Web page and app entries
"""

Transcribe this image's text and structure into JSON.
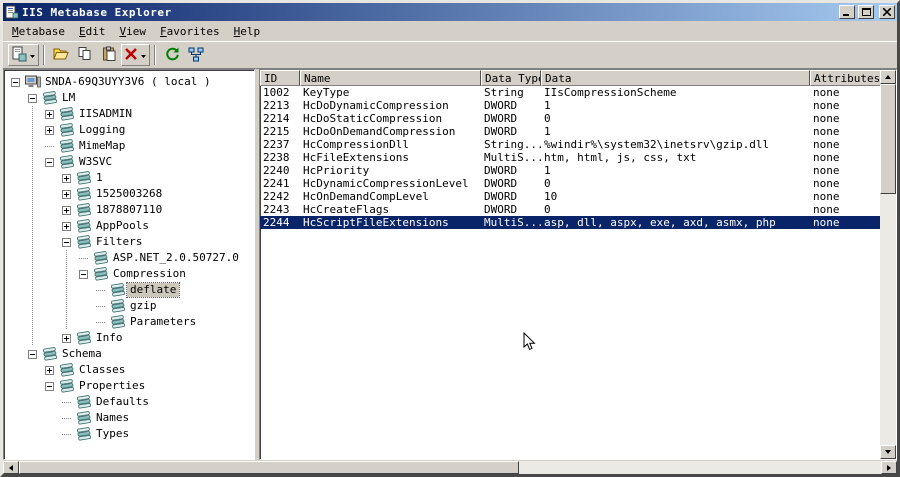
{
  "window": {
    "title": "IIS Metabase Explorer"
  },
  "menu": {
    "items": [
      {
        "label": "Metabase"
      },
      {
        "label": "Edit"
      },
      {
        "label": "View"
      },
      {
        "label": "Favorites"
      },
      {
        "label": "Help"
      }
    ]
  },
  "toolbar": {
    "buttons": [
      {
        "name": "new-key",
        "icon": "new",
        "dropdown": true
      },
      {
        "separator": true
      },
      {
        "name": "open",
        "icon": "open"
      },
      {
        "name": "copy",
        "icon": "copy"
      },
      {
        "name": "paste",
        "icon": "paste"
      },
      {
        "name": "delete",
        "icon": "delete",
        "dropdown": true
      },
      {
        "separator": true
      },
      {
        "name": "refresh",
        "icon": "refresh"
      },
      {
        "name": "connect",
        "icon": "connect"
      }
    ]
  },
  "tree": {
    "items": [
      {
        "label": "SNDA-69Q3UYY3V6 ( local )",
        "depth": 0,
        "expand": "minus",
        "icon": "computer",
        "selected": false
      },
      {
        "label": "LM",
        "depth": 1,
        "expand": "minus",
        "icon": "db",
        "selected": false
      },
      {
        "label": "IISADMIN",
        "depth": 2,
        "expand": "plus",
        "icon": "db",
        "selected": false
      },
      {
        "label": "Logging",
        "depth": 2,
        "expand": "plus",
        "icon": "db",
        "selected": false
      },
      {
        "label": "MimeMap",
        "depth": 2,
        "expand": "none",
        "icon": "db",
        "selected": false
      },
      {
        "label": "W3SVC",
        "depth": 2,
        "expand": "minus",
        "icon": "db",
        "selected": false
      },
      {
        "label": "1",
        "depth": 3,
        "expand": "plus",
        "icon": "db",
        "selected": false
      },
      {
        "label": "1525003268",
        "depth": 3,
        "expand": "plus",
        "icon": "db",
        "selected": false
      },
      {
        "label": "1878807110",
        "depth": 3,
        "expand": "plus",
        "icon": "db",
        "selected": false
      },
      {
        "label": "AppPools",
        "depth": 3,
        "expand": "plus",
        "icon": "db",
        "selected": false
      },
      {
        "label": "Filters",
        "depth": 3,
        "expand": "minus",
        "icon": "db",
        "selected": false
      },
      {
        "label": "ASP.NET_2.0.50727.0",
        "depth": 4,
        "expand": "none",
        "icon": "db",
        "selected": false
      },
      {
        "label": "Compression",
        "depth": 4,
        "expand": "minus",
        "icon": "db",
        "selected": false
      },
      {
        "label": "deflate",
        "depth": 5,
        "expand": "none",
        "icon": "db",
        "selected": true
      },
      {
        "label": "gzip",
        "depth": 5,
        "expand": "none",
        "icon": "db",
        "selected": false
      },
      {
        "label": "Parameters",
        "depth": 5,
        "expand": "none",
        "icon": "db",
        "selected": false
      },
      {
        "label": "Info",
        "depth": 3,
        "expand": "plus",
        "icon": "db",
        "selected": false
      },
      {
        "label": "Schema",
        "depth": 1,
        "expand": "minus",
        "icon": "db",
        "selected": false
      },
      {
        "label": "Classes",
        "depth": 2,
        "expand": "plus",
        "icon": "db",
        "selected": false
      },
      {
        "label": "Properties",
        "depth": 2,
        "expand": "minus",
        "icon": "db",
        "selected": false
      },
      {
        "label": "Defaults",
        "depth": 3,
        "expand": "none",
        "icon": "db",
        "selected": false
      },
      {
        "label": "Names",
        "depth": 3,
        "expand": "none",
        "icon": "db",
        "selected": false
      },
      {
        "label": "Types",
        "depth": 3,
        "expand": "none",
        "icon": "db",
        "selected": false
      }
    ]
  },
  "table": {
    "columns": [
      "ID",
      "Name",
      "Data Type",
      "Data",
      "Attributes"
    ],
    "rows": [
      [
        "1002",
        "KeyType",
        "String",
        "IIsCompressionScheme",
        "none"
      ],
      [
        "2213",
        "HcDoDynamicCompression",
        "DWORD",
        "1",
        "none"
      ],
      [
        "2214",
        "HcDoStaticCompression",
        "DWORD",
        "0",
        "none"
      ],
      [
        "2215",
        "HcDoOnDemandCompression",
        "DWORD",
        "1",
        "none"
      ],
      [
        "2237",
        "HcCompressionDll",
        "String...",
        "%windir%\\system32\\inetsrv\\gzip.dll",
        "none"
      ],
      [
        "2238",
        "HcFileExtensions",
        "MultiS...",
        "htm, html, js, css, txt",
        "none"
      ],
      [
        "2240",
        "HcPriority",
        "DWORD",
        "1",
        "none"
      ],
      [
        "2241",
        "HcDynamicCompressionLevel",
        "DWORD",
        "0",
        "none"
      ],
      [
        "2242",
        "HcOnDemandCompLevel",
        "DWORD",
        "10",
        "none"
      ],
      [
        "2243",
        "HcCreateFlags",
        "DWORD",
        "0",
        "none"
      ],
      [
        "2244",
        "HcScriptFileExtensions",
        "MultiS...",
        "asp, dll, aspx, exe, axd, asmx, php",
        "none"
      ]
    ],
    "selected_row_id": "2244"
  }
}
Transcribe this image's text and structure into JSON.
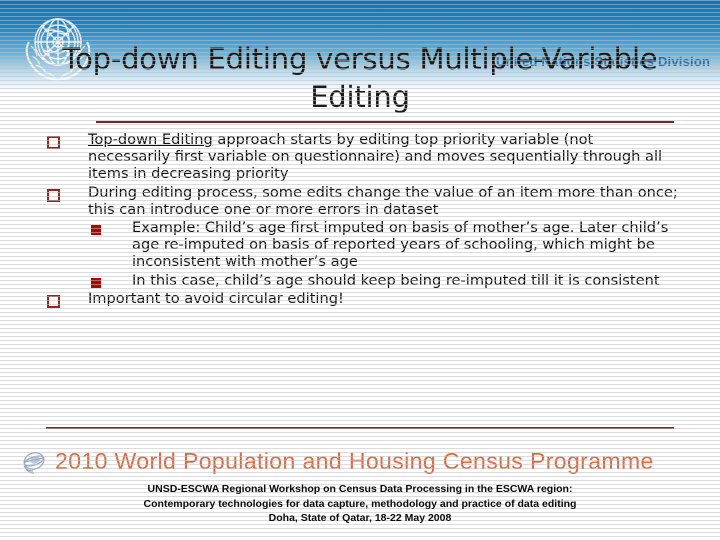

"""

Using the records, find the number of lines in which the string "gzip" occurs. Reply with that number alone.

Answer for the task: 2